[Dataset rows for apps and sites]
##############################

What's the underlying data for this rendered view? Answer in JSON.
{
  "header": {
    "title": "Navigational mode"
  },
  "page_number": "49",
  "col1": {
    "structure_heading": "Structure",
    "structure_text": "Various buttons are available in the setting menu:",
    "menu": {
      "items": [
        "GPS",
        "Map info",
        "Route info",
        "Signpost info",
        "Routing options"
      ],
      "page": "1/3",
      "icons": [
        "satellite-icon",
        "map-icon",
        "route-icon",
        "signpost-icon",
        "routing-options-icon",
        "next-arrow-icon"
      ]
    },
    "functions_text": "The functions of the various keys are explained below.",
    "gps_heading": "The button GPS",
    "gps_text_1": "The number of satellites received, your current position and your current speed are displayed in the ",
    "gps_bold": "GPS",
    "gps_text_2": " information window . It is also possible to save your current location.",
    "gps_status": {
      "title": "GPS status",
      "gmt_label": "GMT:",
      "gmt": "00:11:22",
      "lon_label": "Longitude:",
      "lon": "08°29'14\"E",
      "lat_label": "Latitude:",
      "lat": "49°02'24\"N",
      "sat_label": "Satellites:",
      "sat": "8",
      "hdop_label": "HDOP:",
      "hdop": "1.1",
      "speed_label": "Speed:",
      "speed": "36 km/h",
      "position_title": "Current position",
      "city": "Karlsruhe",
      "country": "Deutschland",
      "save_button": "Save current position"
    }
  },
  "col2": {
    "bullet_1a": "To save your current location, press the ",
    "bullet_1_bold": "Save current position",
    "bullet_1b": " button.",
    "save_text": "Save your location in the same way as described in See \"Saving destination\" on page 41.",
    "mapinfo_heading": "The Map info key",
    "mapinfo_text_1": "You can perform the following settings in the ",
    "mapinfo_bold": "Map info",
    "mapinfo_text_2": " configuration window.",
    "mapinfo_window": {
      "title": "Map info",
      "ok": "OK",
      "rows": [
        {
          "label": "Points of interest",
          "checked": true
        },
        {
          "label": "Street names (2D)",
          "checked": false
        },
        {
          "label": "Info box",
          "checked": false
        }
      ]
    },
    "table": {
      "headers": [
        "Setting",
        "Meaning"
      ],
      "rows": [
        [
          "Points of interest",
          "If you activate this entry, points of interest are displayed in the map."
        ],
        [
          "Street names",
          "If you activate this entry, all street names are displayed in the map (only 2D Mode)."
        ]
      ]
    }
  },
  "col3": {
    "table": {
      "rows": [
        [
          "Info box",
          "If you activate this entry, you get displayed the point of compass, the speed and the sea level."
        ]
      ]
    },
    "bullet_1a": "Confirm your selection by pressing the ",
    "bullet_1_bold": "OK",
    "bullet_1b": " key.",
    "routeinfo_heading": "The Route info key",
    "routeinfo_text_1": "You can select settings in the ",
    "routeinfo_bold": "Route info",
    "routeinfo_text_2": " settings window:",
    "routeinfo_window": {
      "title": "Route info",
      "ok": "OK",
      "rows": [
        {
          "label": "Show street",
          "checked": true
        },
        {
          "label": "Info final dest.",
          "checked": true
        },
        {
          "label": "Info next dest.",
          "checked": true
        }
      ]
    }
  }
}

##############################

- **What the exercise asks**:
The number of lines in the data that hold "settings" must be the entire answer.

- **Task answer**:
3